Your answer should be every line below that includes the word "JSON".

Collected data:
════════════════════

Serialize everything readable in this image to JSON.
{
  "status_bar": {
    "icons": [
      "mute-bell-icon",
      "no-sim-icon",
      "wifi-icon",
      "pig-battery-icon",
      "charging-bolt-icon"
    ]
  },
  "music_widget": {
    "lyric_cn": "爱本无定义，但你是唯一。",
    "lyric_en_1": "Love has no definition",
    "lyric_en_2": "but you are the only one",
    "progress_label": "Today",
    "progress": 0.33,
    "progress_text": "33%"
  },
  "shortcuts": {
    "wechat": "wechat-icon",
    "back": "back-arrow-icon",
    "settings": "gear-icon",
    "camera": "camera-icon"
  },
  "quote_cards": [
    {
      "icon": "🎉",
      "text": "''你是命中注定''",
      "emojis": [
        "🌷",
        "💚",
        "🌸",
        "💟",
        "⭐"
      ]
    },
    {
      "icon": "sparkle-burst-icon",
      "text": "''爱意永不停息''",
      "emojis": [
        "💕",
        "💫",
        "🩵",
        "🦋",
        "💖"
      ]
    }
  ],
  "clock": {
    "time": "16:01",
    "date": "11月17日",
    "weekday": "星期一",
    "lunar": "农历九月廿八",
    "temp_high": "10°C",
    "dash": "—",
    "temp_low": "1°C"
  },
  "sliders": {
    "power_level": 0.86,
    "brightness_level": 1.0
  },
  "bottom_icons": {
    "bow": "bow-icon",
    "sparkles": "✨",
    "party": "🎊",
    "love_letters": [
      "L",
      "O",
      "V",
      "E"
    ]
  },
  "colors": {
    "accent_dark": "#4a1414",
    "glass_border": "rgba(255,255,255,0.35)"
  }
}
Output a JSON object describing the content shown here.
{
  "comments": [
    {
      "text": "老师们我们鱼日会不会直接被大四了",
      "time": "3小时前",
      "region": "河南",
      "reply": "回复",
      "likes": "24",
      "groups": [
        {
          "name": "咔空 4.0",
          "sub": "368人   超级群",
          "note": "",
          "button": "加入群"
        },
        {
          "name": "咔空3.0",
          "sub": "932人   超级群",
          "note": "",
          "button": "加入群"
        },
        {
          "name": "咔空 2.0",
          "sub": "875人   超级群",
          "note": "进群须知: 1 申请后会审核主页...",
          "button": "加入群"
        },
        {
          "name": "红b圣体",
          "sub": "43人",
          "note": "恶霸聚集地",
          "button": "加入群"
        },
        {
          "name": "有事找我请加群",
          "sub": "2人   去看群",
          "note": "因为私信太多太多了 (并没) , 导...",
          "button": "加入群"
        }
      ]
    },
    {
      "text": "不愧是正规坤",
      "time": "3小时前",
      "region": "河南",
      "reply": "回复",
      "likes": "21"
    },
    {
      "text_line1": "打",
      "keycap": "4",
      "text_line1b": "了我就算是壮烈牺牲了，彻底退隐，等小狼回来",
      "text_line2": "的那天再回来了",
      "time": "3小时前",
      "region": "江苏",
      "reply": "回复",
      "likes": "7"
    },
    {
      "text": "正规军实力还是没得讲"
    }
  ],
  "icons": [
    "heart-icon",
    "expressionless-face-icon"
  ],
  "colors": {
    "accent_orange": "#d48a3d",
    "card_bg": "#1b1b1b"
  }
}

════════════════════

Your solution:
Serialize everything readable in this image to JSON.
Output a JSON object describing the content shown here.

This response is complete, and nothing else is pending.